The most celebrated commentary on this text is the Carakatātparyaṭīkā “Commentary on the Meaning of the Caraka” or the Ayurveda Dīpikā, “The Lamp to Ayurveda” written by [Cakrapāṇidatta] (1066). Other notable commentaries are Bhaṭṭāraka Hari(ś)candra’s Carakanyāsa (c.6th century), Jejjaṭas Nirantarapadavyākhyā (c.875), Shivadasa Sena’sCarakatattvapradīpikā (c.1460). Among the more recent commentaries are Narasiṃha Kavirāja’s Carakatattvaprakāśa and Gaṅgādhara Kaviratna’s Jalpakalpatāru (1879).

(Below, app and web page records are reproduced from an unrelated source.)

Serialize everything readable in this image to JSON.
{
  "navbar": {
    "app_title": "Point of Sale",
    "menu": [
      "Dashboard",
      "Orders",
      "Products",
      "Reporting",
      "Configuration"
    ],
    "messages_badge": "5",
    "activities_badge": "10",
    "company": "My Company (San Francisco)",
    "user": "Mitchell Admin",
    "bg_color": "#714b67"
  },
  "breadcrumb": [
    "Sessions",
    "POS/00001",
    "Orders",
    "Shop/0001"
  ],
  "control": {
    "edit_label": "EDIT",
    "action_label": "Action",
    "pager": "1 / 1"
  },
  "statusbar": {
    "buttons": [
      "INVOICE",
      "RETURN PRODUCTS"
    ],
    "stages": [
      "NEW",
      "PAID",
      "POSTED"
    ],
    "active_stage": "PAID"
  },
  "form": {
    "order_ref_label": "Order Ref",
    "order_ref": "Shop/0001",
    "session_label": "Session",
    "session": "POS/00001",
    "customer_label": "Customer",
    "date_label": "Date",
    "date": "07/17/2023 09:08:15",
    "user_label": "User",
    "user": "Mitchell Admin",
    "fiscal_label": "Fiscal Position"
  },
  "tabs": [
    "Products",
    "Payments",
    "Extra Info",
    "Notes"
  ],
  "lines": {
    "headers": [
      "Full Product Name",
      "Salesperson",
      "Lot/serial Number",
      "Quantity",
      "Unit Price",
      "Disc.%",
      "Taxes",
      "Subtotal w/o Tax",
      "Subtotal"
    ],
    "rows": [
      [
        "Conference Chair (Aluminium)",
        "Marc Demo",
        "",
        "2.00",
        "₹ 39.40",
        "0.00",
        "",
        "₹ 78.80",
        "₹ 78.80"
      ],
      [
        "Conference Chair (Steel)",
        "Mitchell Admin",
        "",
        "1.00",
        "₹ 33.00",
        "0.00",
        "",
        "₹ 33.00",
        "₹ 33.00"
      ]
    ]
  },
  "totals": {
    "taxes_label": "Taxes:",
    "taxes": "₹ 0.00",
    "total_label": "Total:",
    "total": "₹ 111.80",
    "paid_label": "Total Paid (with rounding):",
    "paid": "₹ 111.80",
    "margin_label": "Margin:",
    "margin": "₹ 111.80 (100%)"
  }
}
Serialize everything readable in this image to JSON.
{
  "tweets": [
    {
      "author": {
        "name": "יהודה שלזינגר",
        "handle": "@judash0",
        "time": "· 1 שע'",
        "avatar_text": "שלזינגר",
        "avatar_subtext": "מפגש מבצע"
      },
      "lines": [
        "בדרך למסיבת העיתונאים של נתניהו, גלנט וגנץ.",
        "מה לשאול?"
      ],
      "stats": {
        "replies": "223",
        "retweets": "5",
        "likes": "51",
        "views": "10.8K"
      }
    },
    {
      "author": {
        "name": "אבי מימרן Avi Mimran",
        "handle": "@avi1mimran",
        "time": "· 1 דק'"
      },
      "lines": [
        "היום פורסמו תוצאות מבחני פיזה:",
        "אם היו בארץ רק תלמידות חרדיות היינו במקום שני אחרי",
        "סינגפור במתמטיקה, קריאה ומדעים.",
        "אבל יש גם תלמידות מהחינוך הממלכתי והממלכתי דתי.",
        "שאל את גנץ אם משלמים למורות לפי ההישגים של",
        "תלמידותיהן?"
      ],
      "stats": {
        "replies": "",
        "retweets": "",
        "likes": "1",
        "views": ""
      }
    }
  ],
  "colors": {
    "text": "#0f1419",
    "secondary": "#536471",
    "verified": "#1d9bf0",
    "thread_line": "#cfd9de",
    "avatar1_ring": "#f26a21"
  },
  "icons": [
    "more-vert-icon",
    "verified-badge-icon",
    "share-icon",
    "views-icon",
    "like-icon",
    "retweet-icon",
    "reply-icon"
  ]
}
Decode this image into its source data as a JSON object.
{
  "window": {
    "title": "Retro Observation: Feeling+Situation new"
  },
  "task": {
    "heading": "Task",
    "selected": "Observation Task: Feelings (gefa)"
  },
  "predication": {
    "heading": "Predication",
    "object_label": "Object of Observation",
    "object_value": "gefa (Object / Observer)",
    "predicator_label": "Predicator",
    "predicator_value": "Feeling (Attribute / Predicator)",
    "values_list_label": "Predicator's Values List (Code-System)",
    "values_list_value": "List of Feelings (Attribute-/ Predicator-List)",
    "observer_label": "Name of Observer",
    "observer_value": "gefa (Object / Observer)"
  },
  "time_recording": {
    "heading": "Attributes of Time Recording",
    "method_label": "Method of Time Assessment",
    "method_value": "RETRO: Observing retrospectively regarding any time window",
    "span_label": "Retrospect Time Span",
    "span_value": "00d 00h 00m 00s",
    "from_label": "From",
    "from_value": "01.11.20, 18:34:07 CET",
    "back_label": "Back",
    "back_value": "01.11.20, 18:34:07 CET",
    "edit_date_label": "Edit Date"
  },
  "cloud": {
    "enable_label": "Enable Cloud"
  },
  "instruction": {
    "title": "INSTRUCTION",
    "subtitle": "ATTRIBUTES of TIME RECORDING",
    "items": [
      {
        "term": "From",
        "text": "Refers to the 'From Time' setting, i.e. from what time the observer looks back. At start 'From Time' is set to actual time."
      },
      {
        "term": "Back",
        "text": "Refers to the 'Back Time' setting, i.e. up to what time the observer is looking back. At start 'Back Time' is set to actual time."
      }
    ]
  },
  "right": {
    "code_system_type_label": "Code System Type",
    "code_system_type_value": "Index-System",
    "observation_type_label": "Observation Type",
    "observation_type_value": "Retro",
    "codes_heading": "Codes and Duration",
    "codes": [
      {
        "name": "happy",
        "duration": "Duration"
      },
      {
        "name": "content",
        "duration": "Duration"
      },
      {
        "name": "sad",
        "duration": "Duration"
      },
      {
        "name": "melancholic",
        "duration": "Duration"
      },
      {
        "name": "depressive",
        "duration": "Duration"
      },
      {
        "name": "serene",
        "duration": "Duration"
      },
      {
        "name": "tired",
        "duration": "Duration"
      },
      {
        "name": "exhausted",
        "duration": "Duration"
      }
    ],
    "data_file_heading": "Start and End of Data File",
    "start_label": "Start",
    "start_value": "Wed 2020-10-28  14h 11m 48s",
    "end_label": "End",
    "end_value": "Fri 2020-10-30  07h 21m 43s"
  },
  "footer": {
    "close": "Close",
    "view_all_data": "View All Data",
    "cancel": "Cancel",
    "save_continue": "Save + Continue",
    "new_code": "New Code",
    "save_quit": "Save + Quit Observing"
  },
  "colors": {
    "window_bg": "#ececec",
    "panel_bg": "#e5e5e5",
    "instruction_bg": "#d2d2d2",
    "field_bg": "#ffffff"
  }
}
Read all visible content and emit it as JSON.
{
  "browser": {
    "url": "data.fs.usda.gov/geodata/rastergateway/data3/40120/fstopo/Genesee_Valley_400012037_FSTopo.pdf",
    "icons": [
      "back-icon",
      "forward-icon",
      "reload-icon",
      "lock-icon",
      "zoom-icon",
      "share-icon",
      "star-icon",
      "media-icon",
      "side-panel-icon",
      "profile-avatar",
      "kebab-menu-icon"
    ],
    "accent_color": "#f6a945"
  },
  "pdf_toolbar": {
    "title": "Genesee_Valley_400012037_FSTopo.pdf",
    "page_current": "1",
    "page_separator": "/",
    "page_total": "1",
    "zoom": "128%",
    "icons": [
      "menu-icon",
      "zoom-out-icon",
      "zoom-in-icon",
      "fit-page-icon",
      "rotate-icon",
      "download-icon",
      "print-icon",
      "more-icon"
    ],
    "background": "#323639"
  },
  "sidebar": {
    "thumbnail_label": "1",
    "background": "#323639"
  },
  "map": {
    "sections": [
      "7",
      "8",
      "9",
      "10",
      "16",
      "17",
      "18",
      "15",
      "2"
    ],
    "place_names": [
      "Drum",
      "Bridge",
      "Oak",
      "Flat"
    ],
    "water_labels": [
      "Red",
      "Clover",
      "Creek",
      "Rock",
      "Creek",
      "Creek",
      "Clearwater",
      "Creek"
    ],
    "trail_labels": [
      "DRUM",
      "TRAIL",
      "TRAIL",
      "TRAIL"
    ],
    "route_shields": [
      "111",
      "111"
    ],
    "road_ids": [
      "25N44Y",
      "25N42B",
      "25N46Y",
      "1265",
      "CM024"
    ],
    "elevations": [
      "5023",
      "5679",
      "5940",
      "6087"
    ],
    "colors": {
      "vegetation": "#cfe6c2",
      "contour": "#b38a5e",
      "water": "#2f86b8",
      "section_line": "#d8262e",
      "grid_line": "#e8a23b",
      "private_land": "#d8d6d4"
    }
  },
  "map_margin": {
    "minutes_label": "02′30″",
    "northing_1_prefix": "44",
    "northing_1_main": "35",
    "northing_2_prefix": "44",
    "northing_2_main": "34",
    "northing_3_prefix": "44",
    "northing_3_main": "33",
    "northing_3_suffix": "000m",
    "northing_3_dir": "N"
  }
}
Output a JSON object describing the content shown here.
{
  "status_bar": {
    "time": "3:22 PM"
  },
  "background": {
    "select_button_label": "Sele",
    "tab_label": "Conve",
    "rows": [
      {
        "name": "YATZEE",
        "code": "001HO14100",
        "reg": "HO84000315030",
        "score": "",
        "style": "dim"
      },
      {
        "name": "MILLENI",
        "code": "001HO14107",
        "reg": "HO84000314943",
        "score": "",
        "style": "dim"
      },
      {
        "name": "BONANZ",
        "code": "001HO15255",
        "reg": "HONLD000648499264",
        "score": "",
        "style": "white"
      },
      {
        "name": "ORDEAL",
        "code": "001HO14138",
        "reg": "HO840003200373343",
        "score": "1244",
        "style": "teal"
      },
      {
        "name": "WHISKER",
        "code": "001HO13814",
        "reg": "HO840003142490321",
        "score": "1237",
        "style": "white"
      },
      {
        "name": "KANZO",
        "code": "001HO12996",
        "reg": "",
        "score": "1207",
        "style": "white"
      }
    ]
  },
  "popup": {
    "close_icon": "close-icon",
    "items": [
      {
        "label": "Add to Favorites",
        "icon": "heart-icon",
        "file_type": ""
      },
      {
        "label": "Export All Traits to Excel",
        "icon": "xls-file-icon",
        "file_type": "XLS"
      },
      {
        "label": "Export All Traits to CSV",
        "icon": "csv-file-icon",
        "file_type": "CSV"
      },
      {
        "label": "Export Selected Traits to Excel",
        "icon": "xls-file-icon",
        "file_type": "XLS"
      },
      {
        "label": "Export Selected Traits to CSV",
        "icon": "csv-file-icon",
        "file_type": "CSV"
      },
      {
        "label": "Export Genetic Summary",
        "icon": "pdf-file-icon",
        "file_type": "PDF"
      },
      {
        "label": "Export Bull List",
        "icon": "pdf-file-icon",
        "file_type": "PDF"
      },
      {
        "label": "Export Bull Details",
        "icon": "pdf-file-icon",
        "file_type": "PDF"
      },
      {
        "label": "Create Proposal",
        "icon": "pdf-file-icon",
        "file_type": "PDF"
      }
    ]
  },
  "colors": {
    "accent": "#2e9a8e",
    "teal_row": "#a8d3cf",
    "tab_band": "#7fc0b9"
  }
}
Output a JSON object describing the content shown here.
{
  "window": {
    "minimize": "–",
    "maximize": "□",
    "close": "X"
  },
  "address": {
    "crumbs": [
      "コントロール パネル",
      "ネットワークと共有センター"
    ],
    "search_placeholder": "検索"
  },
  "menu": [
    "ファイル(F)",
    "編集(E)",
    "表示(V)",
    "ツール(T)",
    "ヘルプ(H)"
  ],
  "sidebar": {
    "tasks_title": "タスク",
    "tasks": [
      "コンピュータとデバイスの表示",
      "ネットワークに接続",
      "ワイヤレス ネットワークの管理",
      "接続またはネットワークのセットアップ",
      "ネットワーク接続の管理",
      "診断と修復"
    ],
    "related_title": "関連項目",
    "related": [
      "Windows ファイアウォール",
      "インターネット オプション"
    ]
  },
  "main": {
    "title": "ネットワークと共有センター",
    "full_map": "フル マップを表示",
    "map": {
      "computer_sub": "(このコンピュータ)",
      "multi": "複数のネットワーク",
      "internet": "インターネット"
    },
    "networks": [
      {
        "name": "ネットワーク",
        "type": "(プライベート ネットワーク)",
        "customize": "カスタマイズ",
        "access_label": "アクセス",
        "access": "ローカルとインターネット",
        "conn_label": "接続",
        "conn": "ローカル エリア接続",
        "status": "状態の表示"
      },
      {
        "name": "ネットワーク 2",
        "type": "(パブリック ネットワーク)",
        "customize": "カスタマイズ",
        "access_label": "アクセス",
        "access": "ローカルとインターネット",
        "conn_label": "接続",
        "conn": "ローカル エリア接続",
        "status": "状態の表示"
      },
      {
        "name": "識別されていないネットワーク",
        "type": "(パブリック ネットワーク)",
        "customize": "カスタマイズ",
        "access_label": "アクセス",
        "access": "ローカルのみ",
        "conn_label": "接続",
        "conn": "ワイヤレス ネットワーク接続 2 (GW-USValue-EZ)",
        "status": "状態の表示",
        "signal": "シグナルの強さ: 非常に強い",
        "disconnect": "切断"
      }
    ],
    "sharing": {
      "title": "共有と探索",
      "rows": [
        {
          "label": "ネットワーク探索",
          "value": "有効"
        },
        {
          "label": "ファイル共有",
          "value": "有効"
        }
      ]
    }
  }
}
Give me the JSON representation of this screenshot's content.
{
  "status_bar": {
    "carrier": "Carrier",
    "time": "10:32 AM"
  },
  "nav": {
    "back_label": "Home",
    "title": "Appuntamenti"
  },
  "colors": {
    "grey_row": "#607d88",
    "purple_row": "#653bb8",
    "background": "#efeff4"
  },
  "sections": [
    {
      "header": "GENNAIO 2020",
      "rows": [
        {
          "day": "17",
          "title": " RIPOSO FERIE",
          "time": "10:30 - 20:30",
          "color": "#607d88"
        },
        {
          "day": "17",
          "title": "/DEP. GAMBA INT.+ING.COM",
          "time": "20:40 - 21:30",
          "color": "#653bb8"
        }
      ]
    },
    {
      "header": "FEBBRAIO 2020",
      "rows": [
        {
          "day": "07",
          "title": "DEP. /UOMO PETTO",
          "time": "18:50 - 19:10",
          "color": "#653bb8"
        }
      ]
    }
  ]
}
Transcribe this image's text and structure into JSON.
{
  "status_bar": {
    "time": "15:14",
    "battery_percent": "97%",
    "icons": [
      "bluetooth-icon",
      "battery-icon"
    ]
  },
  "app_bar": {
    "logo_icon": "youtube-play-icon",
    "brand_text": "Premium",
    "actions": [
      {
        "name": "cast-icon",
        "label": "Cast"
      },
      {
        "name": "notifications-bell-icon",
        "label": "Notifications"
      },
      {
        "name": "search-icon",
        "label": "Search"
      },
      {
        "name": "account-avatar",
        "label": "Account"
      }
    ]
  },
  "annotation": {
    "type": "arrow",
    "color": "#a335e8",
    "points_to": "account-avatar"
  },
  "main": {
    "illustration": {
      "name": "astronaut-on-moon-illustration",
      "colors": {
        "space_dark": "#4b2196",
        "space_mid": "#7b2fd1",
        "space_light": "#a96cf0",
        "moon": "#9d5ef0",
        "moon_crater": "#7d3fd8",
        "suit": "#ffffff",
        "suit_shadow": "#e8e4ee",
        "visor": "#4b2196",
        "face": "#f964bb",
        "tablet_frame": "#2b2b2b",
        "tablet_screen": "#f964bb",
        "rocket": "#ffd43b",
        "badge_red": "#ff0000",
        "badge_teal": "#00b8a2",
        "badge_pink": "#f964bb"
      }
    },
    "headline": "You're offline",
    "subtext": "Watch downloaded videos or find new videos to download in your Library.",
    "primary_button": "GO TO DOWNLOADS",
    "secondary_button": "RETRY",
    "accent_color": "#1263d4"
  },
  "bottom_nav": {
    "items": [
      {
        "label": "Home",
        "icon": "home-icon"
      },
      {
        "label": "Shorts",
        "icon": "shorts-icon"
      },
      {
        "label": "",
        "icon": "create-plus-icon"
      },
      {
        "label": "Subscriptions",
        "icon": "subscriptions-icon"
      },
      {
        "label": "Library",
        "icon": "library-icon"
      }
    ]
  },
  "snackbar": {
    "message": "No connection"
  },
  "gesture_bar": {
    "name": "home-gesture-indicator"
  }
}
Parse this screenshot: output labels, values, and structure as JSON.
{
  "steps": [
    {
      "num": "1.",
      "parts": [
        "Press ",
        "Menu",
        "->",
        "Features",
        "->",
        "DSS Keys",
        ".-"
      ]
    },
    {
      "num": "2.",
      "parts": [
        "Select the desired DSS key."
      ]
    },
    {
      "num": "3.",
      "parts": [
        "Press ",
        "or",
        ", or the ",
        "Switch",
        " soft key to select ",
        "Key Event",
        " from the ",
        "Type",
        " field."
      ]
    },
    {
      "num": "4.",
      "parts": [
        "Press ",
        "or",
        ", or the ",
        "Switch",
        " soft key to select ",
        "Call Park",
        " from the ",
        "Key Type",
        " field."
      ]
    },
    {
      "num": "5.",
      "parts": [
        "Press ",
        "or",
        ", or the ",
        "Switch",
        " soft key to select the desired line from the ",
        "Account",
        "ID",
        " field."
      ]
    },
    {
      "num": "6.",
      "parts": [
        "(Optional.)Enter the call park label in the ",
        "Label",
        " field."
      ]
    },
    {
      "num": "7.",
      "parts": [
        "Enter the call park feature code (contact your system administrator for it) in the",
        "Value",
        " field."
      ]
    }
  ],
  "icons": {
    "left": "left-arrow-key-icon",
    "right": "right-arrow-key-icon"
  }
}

“The Caraka (Vol I, Section xv) states these men should be, ‘of good behaviour, distinguished for purity, possessed of cleverness and skill, imbued with kindness, skilled in every service a patient may require, competent to cook food, skilled in bathing and washing the patient, rubbing and massaging the limbs, lifting and assisting him to walk about, well skilled in making and cleansing of beds, readying the patient and skilful in waiting upon one that is ailing and never unwilling to do anything that may be ordered.”
The ancient Indians were also the first to perform amputation, cesarean surgery and cranial surgery. Sushruta as early as 600 BC used cheek skin to perform plastic surgery to restore and reshape human nose, ears, and lips with incredible results. In his treatise, Shushruta Samhita, he classified surgery into eight types:
aaharya (extracting solid bodies),
visravya (extracting fluids), and
Shushruta describes the details of more than 300 operations such as extracting solid bodies, excision, incision, probing, puncturing, evacuating fluids and suturing. Ancient Indians were also the first to perform amputations, caesarean and cranall surgeries with 42 surgical processes. He worked with 125 kinds of surgical instruments including scalpels, lancets, needles, catheters, etc. Sushruta even devised non-invasive surgical treatments with the aid of light rays and heat. Sushrata & his team conducted complicated surgeries like cataract, artificial limbs, cesareans, fractures, urinary stones and also plastic surgery and brain surgeries.
Chanakya’s Arthashãstra describes post-mortems, and Bhoja Prabandha describes brain surgery, successfully performed in 927 AD by two surgeons on King Bhoja to remove a growth from his brain. Usage of anesthesia was well known in ancient India medicine. Detailed knowledge of anatomy, embryology, digestion, metabolism, physiology, etiology, genetics and immunity is also found in many ancient